Instead of cluttering inboxes and lowering productivity with messages sent by mass email. Yammer allows employees to share simple messages, such as the status of a project, with the entire group in just seconds.

Realistic uses for Yammer in the office:

  • Keep remote employees, or employees out in the field connected with the main office.
  • Managers can quickly share short messages with every member of their team.
  • Sales teams can tell other company departments about impressive sales numbers or newly acquired accounts.
  • Employees can share the status of a project and when it is ready for the next step in production.
  • HR or event coordinators can share news of an upcoming activity.

Whether your business has 10, 30 or 300 employees, staying connected is critical to the success of your business. Simple to use, online communication tools like Yammer could help your team stay connected and informed during our busy workweeks.

Web 2.0: It’s right, even if you’re doing it wrong

I came across some great Web 2.0 advice today from Mark Willaman at the HRmarketer Blog in a post titled “Web 2.0. Do Something. Even if it is Wrong!

The title alone is enough advice, but Willaman goes on to explain that sitting around talking about “stuff” is a waste of time and more businesses need to focus on “execution” in order to get things done. The idea being especially true for business and social media.

“Many human resource suppliers are sitting around trying to figure out how to use Web 2.0 features. They talk about it a lot but don’t do anything.”

When businesses think about starting a blog, they generally focus on questions rather than how Web 2.0 tools could help their business and end up getting nothing done. He’s been telling one client they should start a blog:

“They would be perfect for it and I’m convinced the blog would pay enormous dividends for them by bringing increased traffic to their site, engaging customers, etc. But they are worried about the time it may take to make posts, who would make postings, if the postings would hurt the brand, etc. So they do nothing.”

Not understanding the technology is not an excuse. Look around your organization, there will be someone who is familiar with social media. Ask the twenty-something new employee or the guy in the creative department, there’s sure to be someone who knows what to do.

Willaman advises readers to start reading up on the subject if you’re feeling worried. Even if you’re not worried, but everyone else at your company is, he points out a great book with ideas on how to get your business started in social media.
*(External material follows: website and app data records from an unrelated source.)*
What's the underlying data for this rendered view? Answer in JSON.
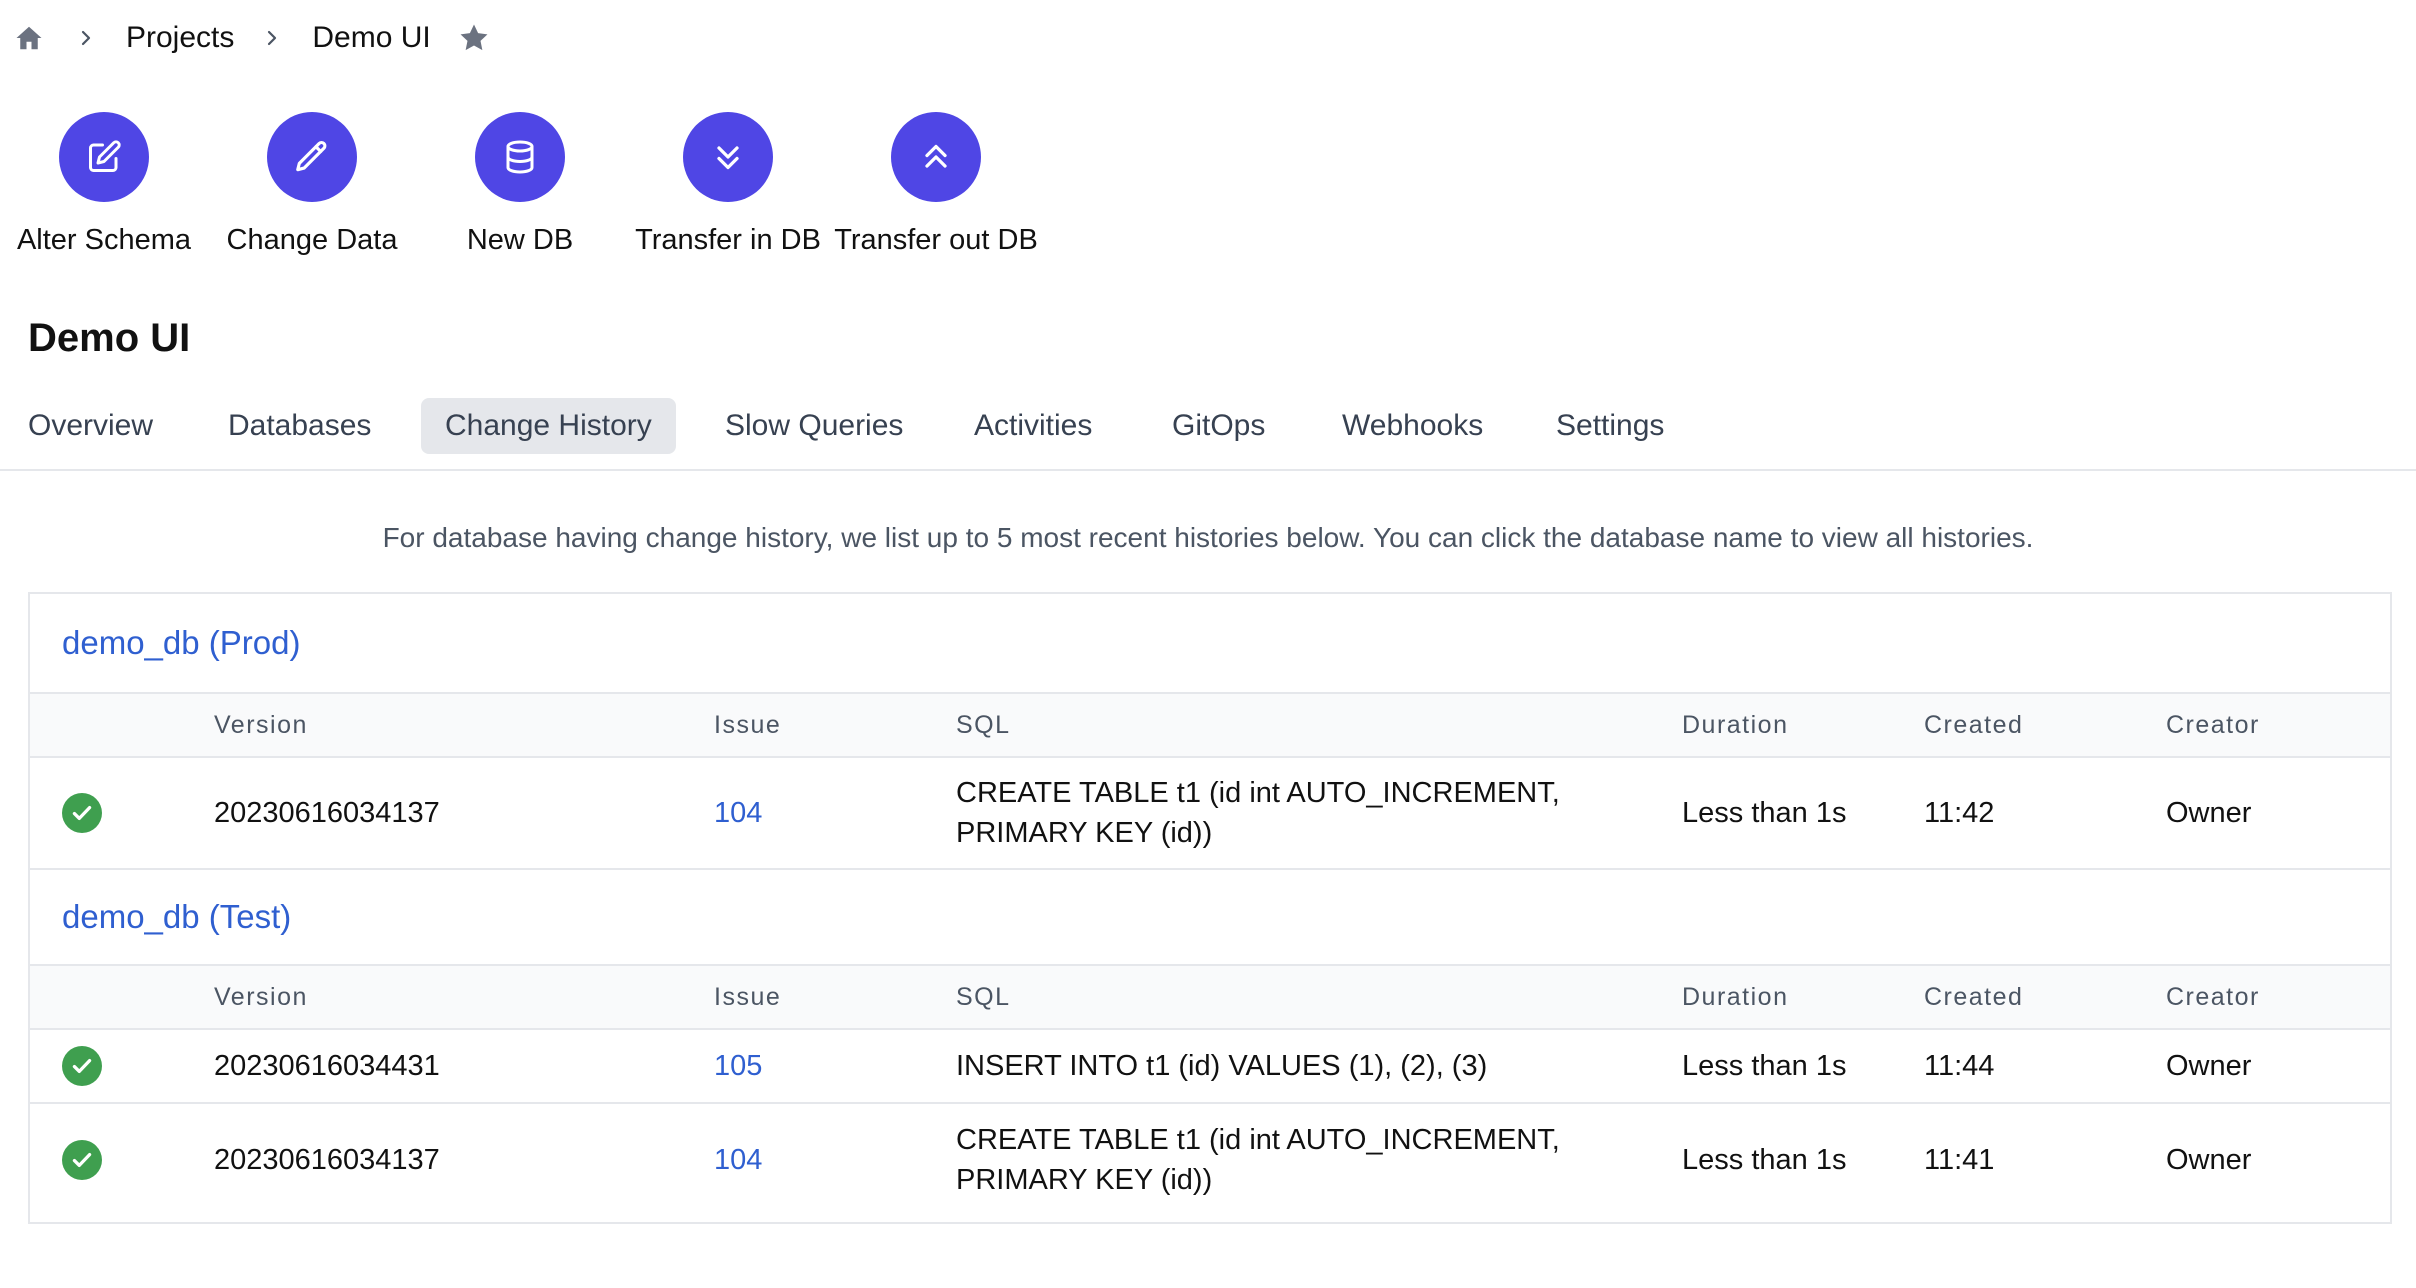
{
  "breadcrumb": {
    "items": [
      "Projects",
      "Demo UI"
    ]
  },
  "actions": [
    {
      "label": "Alter Schema",
      "icon": "edit-square-icon"
    },
    {
      "label": "Change Data",
      "icon": "pencil-icon"
    },
    {
      "label": "New DB",
      "icon": "database-icon"
    },
    {
      "label": "Transfer in DB",
      "icon": "chevrons-down-icon"
    },
    {
      "label": "Transfer out DB",
      "icon": "chevrons-up-icon"
    }
  ],
  "project": {
    "title": "Demo UI"
  },
  "tabs": [
    "Overview",
    "Databases",
    "Change History",
    "Slow Queries",
    "Activities",
    "GitOps",
    "Webhooks",
    "Settings"
  ],
  "active_tab": "Change History",
  "info_text": "For database having change history, we list up to 5 most recent histories below. You can click the database name to view all histories.",
  "columns": {
    "version": "Version",
    "issue": "Issue",
    "sql": "SQL",
    "duration": "Duration",
    "created": "Created",
    "creator": "Creator"
  },
  "groups": [
    {
      "title": "demo_db (Prod)",
      "rows": [
        {
          "status": "done",
          "version": "20230616034137",
          "issue": "104",
          "sql": "CREATE TABLE t1 (id int AUTO_INCREMENT, PRIMARY KEY (id))",
          "duration": "Less than 1s",
          "created": "11:42",
          "creator": "Owner"
        }
      ]
    },
    {
      "title": "demo_db (Test)",
      "rows": [
        {
          "status": "done",
          "version": "20230616034431",
          "issue": "105",
          "sql": "INSERT INTO t1 (id) VALUES (1), (2), (3)",
          "duration": "Less than 1s",
          "created": "11:44",
          "creator": "Owner"
        },
        {
          "status": "done",
          "version": "20230616034137",
          "issue": "104",
          "sql": "CREATE TABLE t1 (id int AUTO_INCREMENT, PRIMARY KEY (id))",
          "duration": "Less than 1s",
          "created": "11:41",
          "creator": "Owner"
        }
      ]
    }
  ],
  "colors": {
    "accent": "#4f46e5",
    "link": "#2f5fd0",
    "success": "#3f9f4f"
  }
}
So, whether it’s right or wrong, get up and do something. Start a blog, a wiki, Tweet and make some Facebook friends. Whatever you do in the Web 2.0 world, as long as your “doing” not just talking about it, can only help.

Better customer service in 10 minutes or less

Tip: Listen to what your customers are saying about you and respond.

“The best companies have someone that takes 5 or 10 minutes a day and works on reaching out to customers.”

Choose one person or a few people, doesn’t matter what department they’re from as long as they’re familiar with the company and have good writing skills, to reach out to customers daily. Just ten minutes can make a “huge” difference, according to Service Untitled.

Along with what they do on a daily basis, they should spend 10 minutes reading what customers are saying about the company on the web. Regularly check outlets where your company is talked about including blogs, Twitter and forums.

If customers are saying good things about your company, thank them. If they’re complaining, help them find a solution to what went wrong.

Zappos, online shoe retailer and customer service giant, encourages employees to join social media sites to connect with each other and customers. CEO Tony Hsieh started using Twitter as a way to build company culture, but quickly found it was also a great way to connect with customers.

“We want the Zappos brand to be about the very best customer service and the very best customer experience. For Twitter, we don’t really view it as a marketing channel so much as a way to connect on a more personal level, whether it’s with our employees or our existing customers.”

It may sound like a bad late night infomercial, but 10 minutes is all it takes. Take 10 minutes everyday to connect with customers, improve loyalty and make your customers happy.